"THE COURT: Denied."
The prosecuting attorney proceeded without further objection to discuss the duty of the jury with respect to "what you do here today with this defendant," and "you're the ones who will decide this thing."
Appellant's position is that this argument was prejudicial and inflammatory, and not supported by evidence.
It has been said, as suggested by appellant, that "a prosecuting attorney has no right to refer to matters outside the testimony for the purpose of influencing the jury in their deliberations," State v. Ray, Mo., 225 S.W. 969, 973-974[7, 8]; and argument to a jury urging conviction because of crime wave was stated to be prejudicial in dictum in Turk v. United States, 8 Cir., 20 F.2d 129.
It is impossible to say just what the prosecuting attorney may have intended to argue prior to the objection because the argument was interrupted by the objection. Assuming that he then meant what he stated after the objection, it may be said that a prosecuting attorney is generally permitted considerable latitude in arguing the necessity of law enforcement and the responsibility resting on juries. State v. King, Mo., 334 S.W.2d 34, 40. The prosecuting attorney has a right to call attention to the prevalence of crime in the community (crime rate), to urge the jury to do its duty and uphold the law, and to draw inferences from conditions resulting from failure to uphold the law. State v. Marshall, 317 Mo. 413, 297 S.W. 63, 69[20-22]; State v. Arrington, Mo., 375 S.W.2d 186, 194. The argument in State v. Cox, Mo., 352 S.W.2d 665, 671, which made eight references to such subjects as "civic interest and personal safety of inhabitants of the city" and to the duty of the jury, was held to be within the trial court's discretion in connection with rulings on objections to argument. State v. Green, Mo., 292 S.W.2d 283, 288.
Under these authorities the trial court did not abuse the discretion permitted it in control of arguments.

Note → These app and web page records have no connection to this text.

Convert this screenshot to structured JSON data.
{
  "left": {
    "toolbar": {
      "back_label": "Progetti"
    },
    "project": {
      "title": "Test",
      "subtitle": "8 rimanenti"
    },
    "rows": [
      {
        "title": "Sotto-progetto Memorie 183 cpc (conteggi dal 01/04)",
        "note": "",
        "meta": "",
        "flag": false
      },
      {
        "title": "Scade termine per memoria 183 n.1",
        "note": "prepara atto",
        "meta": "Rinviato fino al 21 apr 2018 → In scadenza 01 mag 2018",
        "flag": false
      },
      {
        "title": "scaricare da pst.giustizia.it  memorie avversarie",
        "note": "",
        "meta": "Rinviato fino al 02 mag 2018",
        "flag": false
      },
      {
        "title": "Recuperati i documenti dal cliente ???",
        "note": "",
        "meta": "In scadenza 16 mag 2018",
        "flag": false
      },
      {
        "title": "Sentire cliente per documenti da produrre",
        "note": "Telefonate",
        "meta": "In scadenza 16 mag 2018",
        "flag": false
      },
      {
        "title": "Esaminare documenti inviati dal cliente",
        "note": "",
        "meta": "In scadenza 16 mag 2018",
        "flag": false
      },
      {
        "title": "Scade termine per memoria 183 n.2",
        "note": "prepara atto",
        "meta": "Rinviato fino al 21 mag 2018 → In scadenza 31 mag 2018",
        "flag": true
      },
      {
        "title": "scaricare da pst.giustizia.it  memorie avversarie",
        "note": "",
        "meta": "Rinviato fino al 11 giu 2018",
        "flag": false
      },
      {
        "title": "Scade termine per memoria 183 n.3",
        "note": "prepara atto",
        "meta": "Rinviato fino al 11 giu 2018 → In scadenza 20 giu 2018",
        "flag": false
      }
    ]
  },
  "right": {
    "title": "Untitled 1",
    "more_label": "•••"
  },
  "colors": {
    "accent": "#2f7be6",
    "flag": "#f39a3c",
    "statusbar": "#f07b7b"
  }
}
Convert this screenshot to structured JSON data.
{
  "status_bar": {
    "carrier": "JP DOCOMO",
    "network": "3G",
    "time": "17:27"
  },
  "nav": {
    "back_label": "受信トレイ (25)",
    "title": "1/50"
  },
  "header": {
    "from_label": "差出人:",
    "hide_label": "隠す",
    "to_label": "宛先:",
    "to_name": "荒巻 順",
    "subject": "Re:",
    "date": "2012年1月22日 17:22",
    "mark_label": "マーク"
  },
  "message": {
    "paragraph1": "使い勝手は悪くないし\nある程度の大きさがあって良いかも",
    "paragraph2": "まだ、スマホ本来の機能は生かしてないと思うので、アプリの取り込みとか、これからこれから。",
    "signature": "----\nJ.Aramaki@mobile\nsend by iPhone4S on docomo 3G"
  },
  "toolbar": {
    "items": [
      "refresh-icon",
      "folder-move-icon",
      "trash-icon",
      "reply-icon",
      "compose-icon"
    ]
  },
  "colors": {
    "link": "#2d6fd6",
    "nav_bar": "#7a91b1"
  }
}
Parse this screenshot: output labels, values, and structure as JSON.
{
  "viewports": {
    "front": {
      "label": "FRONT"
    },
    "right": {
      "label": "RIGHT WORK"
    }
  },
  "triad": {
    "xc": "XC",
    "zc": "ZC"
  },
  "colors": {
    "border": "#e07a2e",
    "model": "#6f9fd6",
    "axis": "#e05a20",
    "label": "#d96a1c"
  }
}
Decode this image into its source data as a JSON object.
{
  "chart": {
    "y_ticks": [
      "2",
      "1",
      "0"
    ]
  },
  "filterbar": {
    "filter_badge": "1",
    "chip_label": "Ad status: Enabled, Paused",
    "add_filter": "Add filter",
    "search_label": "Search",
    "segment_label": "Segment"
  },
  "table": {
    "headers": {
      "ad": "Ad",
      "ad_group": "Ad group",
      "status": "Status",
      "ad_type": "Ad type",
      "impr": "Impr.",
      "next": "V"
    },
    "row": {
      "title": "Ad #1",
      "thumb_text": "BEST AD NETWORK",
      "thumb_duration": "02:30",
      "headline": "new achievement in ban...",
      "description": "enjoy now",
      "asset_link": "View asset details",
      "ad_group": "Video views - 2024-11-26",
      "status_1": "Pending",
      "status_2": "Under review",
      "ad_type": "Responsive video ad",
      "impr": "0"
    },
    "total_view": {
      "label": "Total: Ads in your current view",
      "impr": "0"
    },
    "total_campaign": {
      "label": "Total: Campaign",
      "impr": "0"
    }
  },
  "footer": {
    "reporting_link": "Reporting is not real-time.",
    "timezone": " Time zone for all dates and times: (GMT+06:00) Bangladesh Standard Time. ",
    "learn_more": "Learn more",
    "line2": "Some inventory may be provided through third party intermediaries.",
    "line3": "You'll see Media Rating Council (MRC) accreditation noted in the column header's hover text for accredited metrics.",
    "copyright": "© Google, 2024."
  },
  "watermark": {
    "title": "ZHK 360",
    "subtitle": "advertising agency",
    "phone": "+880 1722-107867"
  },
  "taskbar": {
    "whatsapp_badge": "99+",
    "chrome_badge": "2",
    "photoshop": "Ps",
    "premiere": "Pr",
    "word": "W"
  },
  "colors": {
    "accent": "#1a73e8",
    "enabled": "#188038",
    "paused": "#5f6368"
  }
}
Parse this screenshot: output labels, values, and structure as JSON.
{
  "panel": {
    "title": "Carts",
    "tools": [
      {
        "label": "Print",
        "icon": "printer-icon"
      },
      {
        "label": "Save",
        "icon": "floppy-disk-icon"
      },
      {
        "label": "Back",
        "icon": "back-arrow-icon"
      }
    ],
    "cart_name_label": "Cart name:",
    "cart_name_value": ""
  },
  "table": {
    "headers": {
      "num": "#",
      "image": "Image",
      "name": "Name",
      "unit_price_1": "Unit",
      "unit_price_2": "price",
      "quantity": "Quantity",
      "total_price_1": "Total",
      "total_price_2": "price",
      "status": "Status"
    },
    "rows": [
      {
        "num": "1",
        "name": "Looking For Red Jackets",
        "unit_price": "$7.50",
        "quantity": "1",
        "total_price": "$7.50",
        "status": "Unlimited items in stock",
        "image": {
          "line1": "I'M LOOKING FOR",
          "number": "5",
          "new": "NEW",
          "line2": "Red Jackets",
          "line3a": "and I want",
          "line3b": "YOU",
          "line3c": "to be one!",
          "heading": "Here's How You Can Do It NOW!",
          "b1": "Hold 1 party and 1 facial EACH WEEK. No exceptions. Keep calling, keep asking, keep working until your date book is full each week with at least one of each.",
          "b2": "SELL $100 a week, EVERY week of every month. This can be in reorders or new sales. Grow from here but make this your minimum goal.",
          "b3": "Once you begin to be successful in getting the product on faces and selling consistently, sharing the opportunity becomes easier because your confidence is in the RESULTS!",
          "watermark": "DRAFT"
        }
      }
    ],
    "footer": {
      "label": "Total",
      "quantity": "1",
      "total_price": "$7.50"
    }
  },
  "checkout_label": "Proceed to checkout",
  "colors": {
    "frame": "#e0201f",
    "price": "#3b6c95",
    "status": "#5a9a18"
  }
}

HOUSER and WELBORN, CC., concur.
The foregoing opinion by HIGGINS, C., is adopted as the opinion of the court.
All of the Judges concur.